WOW! Lucky 4 sure! That is a good idea to use the wire insulation to simulate the powder. I have seen photographs of large tank shells sectioned with really massive grains of powder and they actually had a bunch of tiny holes or perforations in them. I would love it if the Discovery Channel did a documentary on the manufacturing of all kinds of ammunition and its components. As seen by some of these amazing sectioned rounds, their is some extreme design and manufacturing brilliance involved.
The real powder in this cartridge may have been perforated, many powder granules are. The hole, or holes, are there to regulate the rate of burning.

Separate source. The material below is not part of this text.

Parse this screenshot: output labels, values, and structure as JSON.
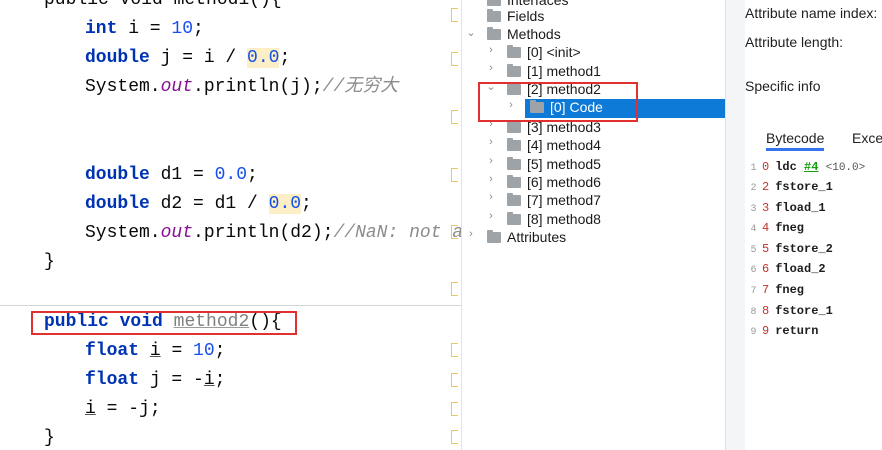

If a powder is solid, without any perforations, then the area exposed to burning reduces as the grain is consumed. If there is a hole through the centre of the grain then the outer layers burn away, reducing the area, whilst the inside of the hole gets larger, exposing more area as it burns. In this way the surface area can remain nearly constant. Sticks of cordite frequently have one or more holes through the length for the same reason. Larger powder granules for artillery may have several holes.
Putting a flame to one or two powder grains will result in a small flare, but nothing frightening. You can safely hold one end of a stick of cordite and light the other end. There is time to admire the pretty flame and let go before it reaches your fingers. Don’t try this with a bunch of sticks 'though, both pressure and temperature accelerate the rate of burning, see my stupid trick described in the forum a few days ago.
Powder for large calibers are usually perforated with anywhere from one to seven or more holes. This is done for two reasons.
In the larger grains, which are nearly 1 inch in diameter, the holes provide a larger burning surface area. The holes also makes the powder progressive burning which means that as grain burns the total surface area increases since it is burning both from the inside and the outside.
A grain with a single hole is neutral burning since the inner surface increases at the same rate that the outer surface decreases.
A grain with no perforation is degressive burning since the burning area decreases as it burns.
All of this is black magic concocted by ballisticians to control the rate and time of burning and therefore the pressure rise and fall appropriate to the particular weapon.
PS - It looks like gravelbelly was posting whilst I was typing. Oh well, at least we said the same thing.
The grains BTW are made in the same manner as making pasta. The doughy mixture is extruded through a die while a rotating blade cuts off the spaghetti at the correct lengths.
Thanks Ron & Gravelbelly for the great, detailed explanation of how powder is manufactured and its functional design. Really fascinating stuff. I would love to watch the large grains being manufactured. Now, the perforations make allot of sense. As always, thank you experienced experts for sharing your wealth of knowledge.